- Exercise objective -
Once every line below has been checked for "valeurs", give only the number of lines that have it.

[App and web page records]
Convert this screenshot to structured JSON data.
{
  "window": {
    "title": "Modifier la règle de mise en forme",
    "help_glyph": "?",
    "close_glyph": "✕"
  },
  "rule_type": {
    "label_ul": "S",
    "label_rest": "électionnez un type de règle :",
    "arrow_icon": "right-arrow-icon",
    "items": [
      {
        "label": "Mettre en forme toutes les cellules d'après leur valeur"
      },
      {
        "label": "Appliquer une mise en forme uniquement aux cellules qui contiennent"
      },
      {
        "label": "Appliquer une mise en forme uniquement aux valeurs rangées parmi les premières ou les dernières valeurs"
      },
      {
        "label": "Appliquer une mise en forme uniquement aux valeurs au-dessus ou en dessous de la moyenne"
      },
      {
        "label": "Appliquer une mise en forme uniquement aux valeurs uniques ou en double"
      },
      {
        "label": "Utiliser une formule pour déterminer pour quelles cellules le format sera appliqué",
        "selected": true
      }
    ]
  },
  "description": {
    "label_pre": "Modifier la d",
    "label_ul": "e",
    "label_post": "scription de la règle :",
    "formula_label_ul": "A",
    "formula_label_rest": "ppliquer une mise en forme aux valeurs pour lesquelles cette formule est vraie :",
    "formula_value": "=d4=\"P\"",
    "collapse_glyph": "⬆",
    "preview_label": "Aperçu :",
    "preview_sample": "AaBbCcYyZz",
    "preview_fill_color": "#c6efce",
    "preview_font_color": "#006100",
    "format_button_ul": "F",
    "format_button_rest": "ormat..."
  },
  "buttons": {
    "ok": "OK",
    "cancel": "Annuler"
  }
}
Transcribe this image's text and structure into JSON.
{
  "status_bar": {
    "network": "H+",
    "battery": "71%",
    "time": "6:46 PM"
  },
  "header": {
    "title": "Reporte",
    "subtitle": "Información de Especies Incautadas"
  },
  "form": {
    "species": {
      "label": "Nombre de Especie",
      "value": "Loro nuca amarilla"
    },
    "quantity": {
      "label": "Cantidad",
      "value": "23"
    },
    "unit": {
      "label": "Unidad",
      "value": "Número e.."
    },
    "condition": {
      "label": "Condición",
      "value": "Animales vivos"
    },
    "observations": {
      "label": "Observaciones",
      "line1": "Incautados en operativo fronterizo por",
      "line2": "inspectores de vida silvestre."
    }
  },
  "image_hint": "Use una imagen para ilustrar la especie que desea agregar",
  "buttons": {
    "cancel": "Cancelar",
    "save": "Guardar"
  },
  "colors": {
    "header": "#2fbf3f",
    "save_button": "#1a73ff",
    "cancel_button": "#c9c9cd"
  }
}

- Solution to this task -
4